Ultimately you’re probably going to have to do the FBI check – and at least if you do it while in the US, you can probably get the local police department to do the fingerprints for you, maybe even for free. If you have to get the fingerprints done at the US Embassy in Greece, it’ll cost you (was 35€ at the Paris consulate a few years ago).
I’ve been in the situation of being illegal in a European country – after marrying one of the locals! It’s not fun, though it’s not that difficult to get away with. I had the advantage that I was following bad advice from the consulate, and had no intention of breaking the law. If you just go to Greece and overstay your visa, you won’t have that advantage.
Greek Immigration Laws
The legislative agenda regulating specific characteristics of Greek immigration legislations was adjusted in January 2007. The Greek general confederation of labor considers the legislations despite the broader criteria in granting residence permits under the new legislation.

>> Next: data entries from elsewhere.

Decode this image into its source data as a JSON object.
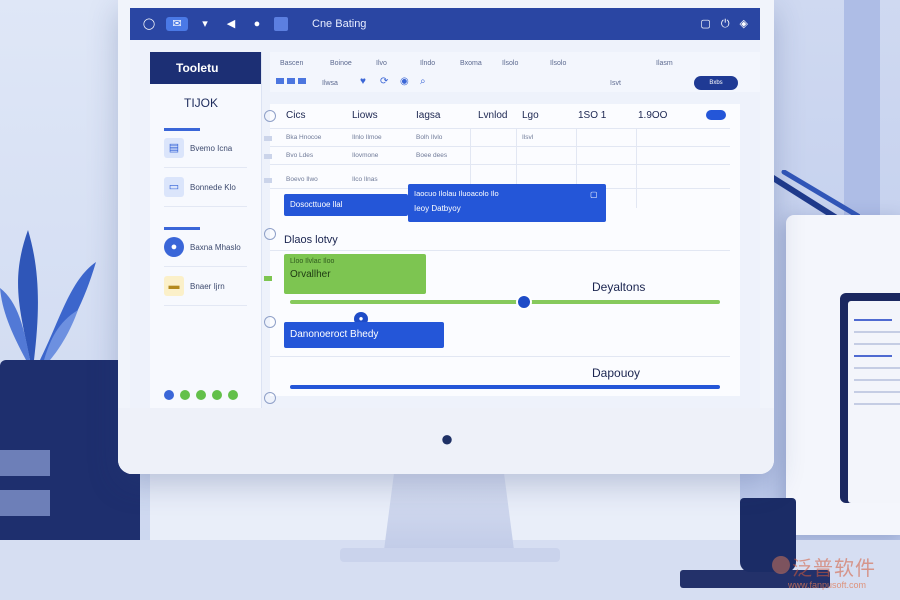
{
  "titlebar": {
    "app_title": "Cne Bating",
    "icons": [
      "ring-icon",
      "message-icon",
      "chevron-down-icon",
      "play-icon",
      "dot-icon",
      "square-icon"
    ],
    "right_icons": [
      "window-icon",
      "power-icon",
      "shield-icon"
    ]
  },
  "sidebar": {
    "header": "Tooletu",
    "subtitle": "TIJOK",
    "items": [
      {
        "label": "Bvemo Icna",
        "icon": "doc-icon"
      },
      {
        "label": "Bonnede Klo",
        "icon": "inbox-icon"
      },
      {
        "label": "Baxna Mhaslo",
        "icon": "user-circle-icon"
      },
      {
        "label": "Bnaer Ijrn",
        "icon": "card-icon"
      }
    ],
    "status_dots": 5
  },
  "toolbar": {
    "labels": [
      "Bascen",
      "Boinoe",
      "Ilvo",
      "Ilndo",
      "Bxoma",
      "Ilsolo",
      "Ilsolo",
      "Ilasm"
    ],
    "tiny_labels": [
      "Ilwsa",
      "Isvt"
    ],
    "action_button": "Bxbs"
  },
  "table": {
    "headers": [
      "Cics",
      "Liows",
      "Iagsa",
      "Lvnlod",
      "Lgo",
      "1SO 1",
      "1.9OO"
    ],
    "rows": [
      [
        "Bka Hnocoe",
        "Ilnlo Ilmoe",
        "Bolh Ilvlo",
        "",
        "Ilsvl",
        "",
        ""
      ],
      [
        "Bvo Ldes",
        "Ilovmone",
        "Boee dees",
        "",
        "",
        "",
        ""
      ],
      [
        "Boevo Ilwo",
        "Ilco Ilnas",
        "",
        "",
        "",
        "",
        ""
      ]
    ],
    "bar_task_1": "Dosocttuoe llal",
    "bar_task_2_line1": "Iaocuo Ilolau Iluoacolo Ilo",
    "bar_task_2_line2": "Ieoy Datbyoy",
    "section_label": "Dlaos lotvy",
    "green_task_line1": "Lloo Ilvlac Iloo",
    "green_task_line2": "Orvallher",
    "right_label_1": "Deyaltons",
    "blue_task": "Danonoeroct Bhedy",
    "right_label_2": "Dapouoy"
  },
  "watermark": {
    "brand": "泛普软件",
    "url": "www.fanpusoft.com"
  },
  "colors": {
    "accent_blue": "#2456d8",
    "accent_green": "#7dc551",
    "navy": "#1c2f74"
  }
}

In January 2007, an adjustment to the immigration law #3386-2005 provided social and residence inclusion of 3rd country nationals in Greek territory. The new legislative intervention by the Public Administration and the Ministry of the Interior and Decentralization attempts to enhance and correct the shortcomings and omissions noted throughout the first 16 months that Law #3386-2005 was in effect. The inter-ministerial committee of Greece monitors the new policy.
This is also the first time that the Greek government established an international committee for social insertion of immigrants. Members of the committee include representatives of parliamentary parties, local government, academic community, and social partners. It creates an idea of an expansion with the inter-ministerial committee monitoring immigration policies while taking care of refugees. These issues were based on a multi-disciplinary perspective. The measures must be taken into account for the sake of issues related to immigration. The Greek Immigration Office has done continuous efforts to make this country a free place for immigrants.
For immigrant workers originating from non European Union member states, the Greek government amended certain significant changes regarding the renewal of residence permits. For those working as private nurses, domestic employees, and construction workers, the obligation to supply an employment contract when renewing a residence permit has been abolished because of the new laws.
All immigrants working as paid employees officially have the right to buy insurance stamps to make up the required amount for renewing various residence permits. There is a limit with the amount of insurance stamps for workers. The worker’s allowable limit is set at 20% of the total number needed annually.
At present, immigrants can also take up a political position in the region other than where the original residence permit was issued. This can be done a year after the original residence permit has been granted.
Hundreds of migrants were not able to get residence permits under the original provision of law #3386-2005. Discussions about this particular issue were done to verify entry eligibility in Greece. This verification process was extended before the end of December in 2004.
A provision under non-European immigrants allows entry into Greece apart from stamped passports and visas. It now includes public documents before immigrants can obtain new residence permits.
Greek Immigration Restrictions
Henley and Partners Greek Immigration Study
According to the Henley and Partners study, Greece has an Index of One Hundred-Twenty Henley Visa Restrictions. This means Greek nationals will enjoy a 120-country and territory access without a required visa. This can only be used for short-term tourist visits. Greece is the 9th country in terms of international travel liberty.